Refugees, in turn, increasingly suffer from declining levels of “support and services” in host communities, “high levels of threat and racism” and scapegoating “for problems over which they have no control, such as water and air pollution, elections and garbage.”
Last month Lebanon deported 16 Syrians, most of whom had applied for asylum with the United Nations. Lebanese authorities estimate that 1.5 million Syrian refugees live in Lebanon, while UNHCR estimates there are less than one million. Lebanese officials have reiterated their demand that Syrians be repatriated, using the pretext that the war is over in several areas and the Syrian regime has regained control.
The SNHR called on the UN Security Council and the United Nations to find a “just political solution that preserves the rights of these displaced persons” and to help stop the “systematic looting and social and demographic changes being carried out by the Syrian government and regime.”
SNHR’s director, Fadl Abdul Ghani, said in a statement, that it is not possible to predict what will happen to refugees upon their return to Syria. “The Syrian state under the current regime has become a mafia,” he said. “We warn the refugees of the danger of return.”
“Hassan M,” a returnee interviewed by the author, said that Syrian officials confiscated his passport upon his return from Germany so that he would not be able to leave the country again. They also told him that he would soon be summoned for questioning by the government and they accused him of associating with opposition figures in Europe. He fears what the coming days may hold for him.
Recent reports of the arrest and torture of returnees came as the Syrian army gradually took control over most of the country, sparking a debate among European politicians about whether the hundreds of thousands of Syrian refugees in Europe could return home. This idea has been championed by right-wing and nationalists in the West, who have turned public opinion against the refugees.
The international community faces a real test. Refugee-hosting countries must abide by their obligations under international law, most prominently the responsibility not to return refugees to perilous conditions and, in particular, to predation by the Assad regime. These countries should also consider temporary protection mechanisms, as an alternative to forcing Syrians to return to a situation that poses a grave danger to them.
August 23, 2019
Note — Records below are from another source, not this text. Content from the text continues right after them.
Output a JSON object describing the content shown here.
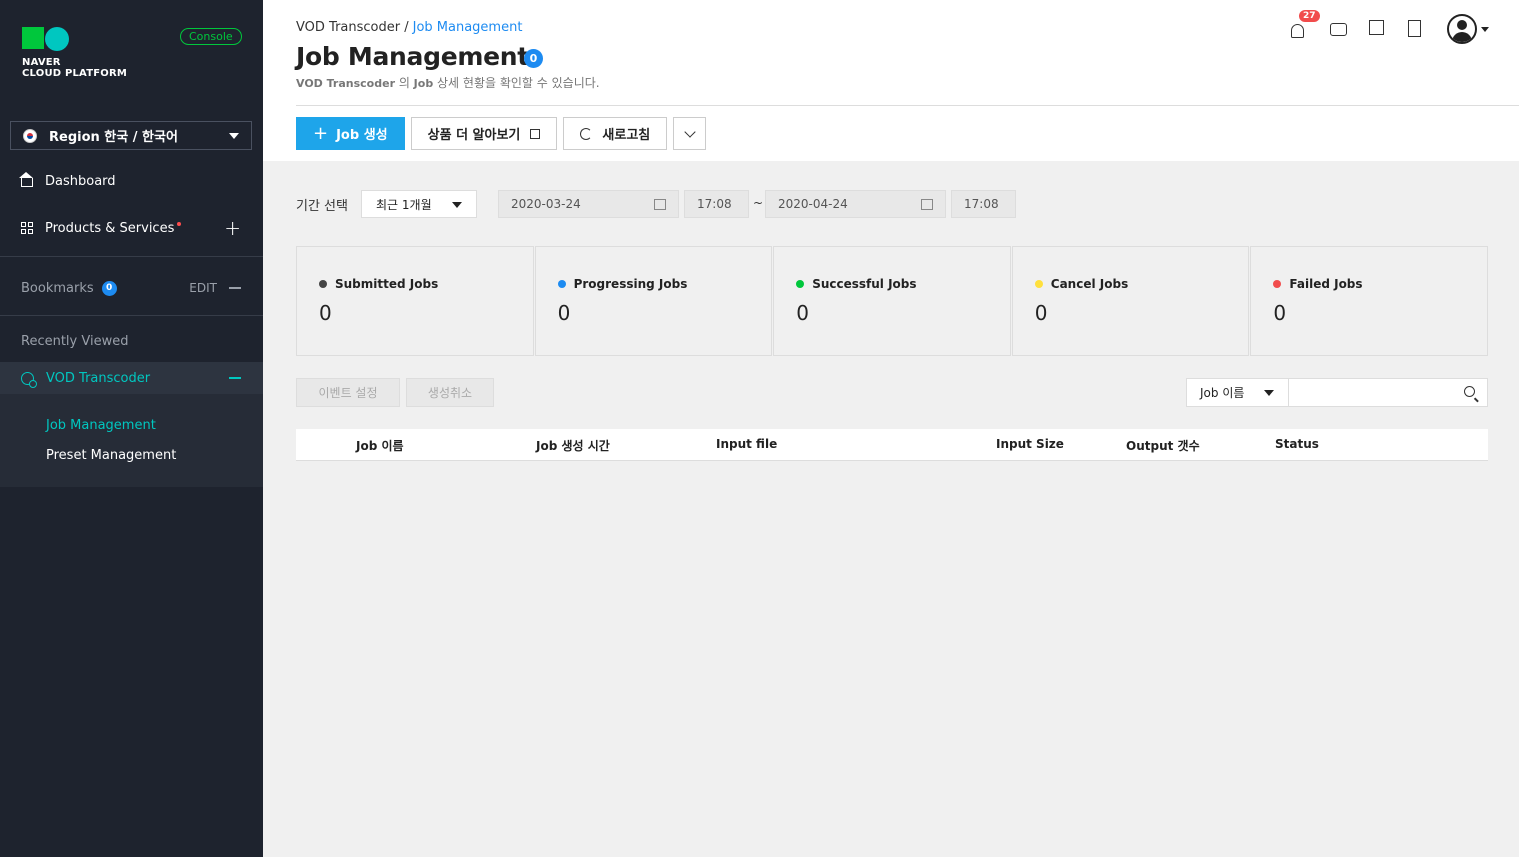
{
  "sidebar": {
    "logo_line1": "NAVER",
    "logo_line2": "CLOUD PLATFORM",
    "console_label": "Console",
    "region_label": "Region 한국 / 한국어",
    "dashboard_label": "Dashboard",
    "products_label": "Products & Services",
    "bookmarks_label": "Bookmarks",
    "bookmarks_count": "0",
    "edit_label": "EDIT",
    "recently_viewed_label": "Recently Viewed",
    "vod_label": "VOD Transcoder",
    "sub_items": [
      "Job Management",
      "Preset Management"
    ]
  },
  "header": {
    "breadcrumb_root": "VOD Transcoder /",
    "breadcrumb_current": "Job Management",
    "title": "Job Management",
    "title_count": "0",
    "subtitle_bold": "VOD Transcoder",
    "subtitle_mid": " 의 ",
    "subtitle_bold2": "Job",
    "subtitle_rest": " 상세 현황을 확인할 수 있습니다.",
    "notification_count": "27"
  },
  "toolbar": {
    "create_label": "Job 생성",
    "learn_more_label": "상품 더 알아보기",
    "refresh_label": "새로고침"
  },
  "filter": {
    "label": "기간 선택",
    "period": "최근 1개월",
    "start_date": "2020-03-24",
    "start_time": "17:08",
    "tilde": "~",
    "end_date": "2020-04-24",
    "end_time": "17:08"
  },
  "stats": [
    {
      "label": "Submitted Jobs",
      "value": "0",
      "color": "#444444"
    },
    {
      "label": "Progressing Jobs",
      "value": "0",
      "color": "#1d8bf1"
    },
    {
      "label": "Successful Jobs",
      "value": "0",
      "color": "#00c73c"
    },
    {
      "label": "Cancel Jobs",
      "value": "0",
      "color": "#ffe03c"
    },
    {
      "label": "Failed Jobs",
      "value": "0",
      "color": "#f14c4c"
    }
  ],
  "actions": {
    "event_label": "이벤트 설정",
    "cancel_label": "생성취소",
    "search_field": "Job 이름",
    "search_placeholder": ""
  },
  "table": {
    "columns": [
      "Job 이름",
      "Job 생성 시간",
      "Input file",
      "Input Size",
      "Output 갯수",
      "Status"
    ]
  }
}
More in the Dispatches from the Global Crisis in Refugee Protection blog series.
CMS Executive Director Donald Kerwin tells Syria TV, produced in West Germany, how he met Omar al-Muqdad and how he’s been a vital part of many US communities.